Type 1 mom with newly diagnosed 8-year-old

Hi, I’m a type 1 (34 years) and my 8-year-old son just got diagnosed last week. I knew he had an increased risk and I’ve been dreading this possibility since he was born. I’m having a hard time wrapping my head around it. It was caught very early by a routine urine test. He had no symptoms and is still producing some insulin so we haven’t had to give him shots yet. I’m already struggling with guilt knowing that I’m the reason he has this. I know I shouldn’t blame myself but it’s so hard not to. He’s a happy, funny, smart, active kid whose life has just been turned upside down because of me. We’re lucky in a way because there’s no learning curve…I know what to feed him, what to expect from a clinical perspective, etc. But, damn, this is so much harder than dealing with my own diabetes. Just wondering how many others out there are in my position.

Hi Audrey @TillieJupiter,

I am not in your exact position, but I am t1 for a long time and I have a 6 turning 7 year old son, and have though about this quite a lot.

your kids life isn’t upside down because of you, your kid is alive because of you. I have brought myself to severe anxiety and depression over thinking about if my son will ever develop diabetes and the only thing that comes back to me is that I am not so powerful to either cause him to have diabetes or prevent it. so I guess in my head, it is whatever it is and I am powerless. If he does end up diabetic, who else on planet earth could take care of him better than me, so if it happens, I’ll just put my back up against his and together we’ll take on whatever comes our way. that’s all I can do anyway not only for disease but for anything and everything.

guilt, when you think about it, is optional. certain thinking, such as “who is responsible for me having diabetes” makes me sad and angry and resentful, and I am the only one that gets hurt, so if I can do anything positive (such as not hurt myself) I try to do that.

I am sorry about your son’s diagnosis, but you need to be emotionally strong now. He’ll look at you and if you seem angry about his diabetes he could mistake that for you being mad at him. That’s a very tough spot for an 8 year old. Take the very best care of yourself that you can, physically and emotionally, because the kids will watch every single thing you do, and listen to only about 10% of what you say, and if you talk a lot then maybe 5%. He’s the one that has to wrap his head around why you can’t fix this thing, because you’ve fixed everything thats ever happened before. the world from his perspective may be very different than the one you see everyday.

I am wishing you the best of luck and strength to carry on

I’m the only child of 2 T1D parents.

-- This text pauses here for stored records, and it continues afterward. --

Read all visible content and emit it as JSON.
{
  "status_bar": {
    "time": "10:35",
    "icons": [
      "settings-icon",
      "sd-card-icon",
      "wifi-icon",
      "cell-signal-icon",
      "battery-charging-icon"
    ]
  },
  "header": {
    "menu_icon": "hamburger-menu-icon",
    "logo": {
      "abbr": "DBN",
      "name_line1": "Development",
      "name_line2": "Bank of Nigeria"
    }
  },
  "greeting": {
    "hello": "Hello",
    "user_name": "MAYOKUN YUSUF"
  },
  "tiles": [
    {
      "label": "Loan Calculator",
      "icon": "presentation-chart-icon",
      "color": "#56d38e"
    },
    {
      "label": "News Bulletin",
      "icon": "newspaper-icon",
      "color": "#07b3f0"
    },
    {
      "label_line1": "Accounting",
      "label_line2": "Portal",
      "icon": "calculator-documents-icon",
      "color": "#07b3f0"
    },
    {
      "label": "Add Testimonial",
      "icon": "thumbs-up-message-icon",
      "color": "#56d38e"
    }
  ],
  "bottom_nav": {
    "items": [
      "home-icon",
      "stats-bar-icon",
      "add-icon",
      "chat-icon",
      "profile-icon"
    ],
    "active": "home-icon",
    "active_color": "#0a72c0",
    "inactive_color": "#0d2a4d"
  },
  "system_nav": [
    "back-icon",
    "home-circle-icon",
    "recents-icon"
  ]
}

I was diagnosed at 18 months old (now 32). As you probably know, your son will be just fine. He’ll probably have an even easier time than you did growing up because there will be someone else in his home that can relate to his problems.

Hi Tillie,
I have been T1 for 30 years and my six year old daughter was diagnosed with T1 in July. I was completely devastated (I still am some days). For me, being T1 was just life. But my daughter having it is totally different. We caught it early with her. Her only symptom was excessive thirst.

Life is totally different now. I’ve always counted carbs, but now I’m way more exact. I pack her 4-5 snacks a day (carb counts listed), just in case she needs them. The nurse at school has been amazing. She helps with all the insulin deliveries and carb adding. Everything takes longer and my daughter wasn’t a fast-mover in the first place.

Things have gotten easier. We all know what we have to do, although I still remind her a lot to test.

I can understand your feelings of guilt. Often, I have questioned why?. And when I pack one snack for my non-diabetic daughter and think “Wow, that was easy.”, I feel guilty that I long for easier days, when less thought and time went into everything.

Its tough and I would love to continue ‘chatting’ with you. We can be a support for each other.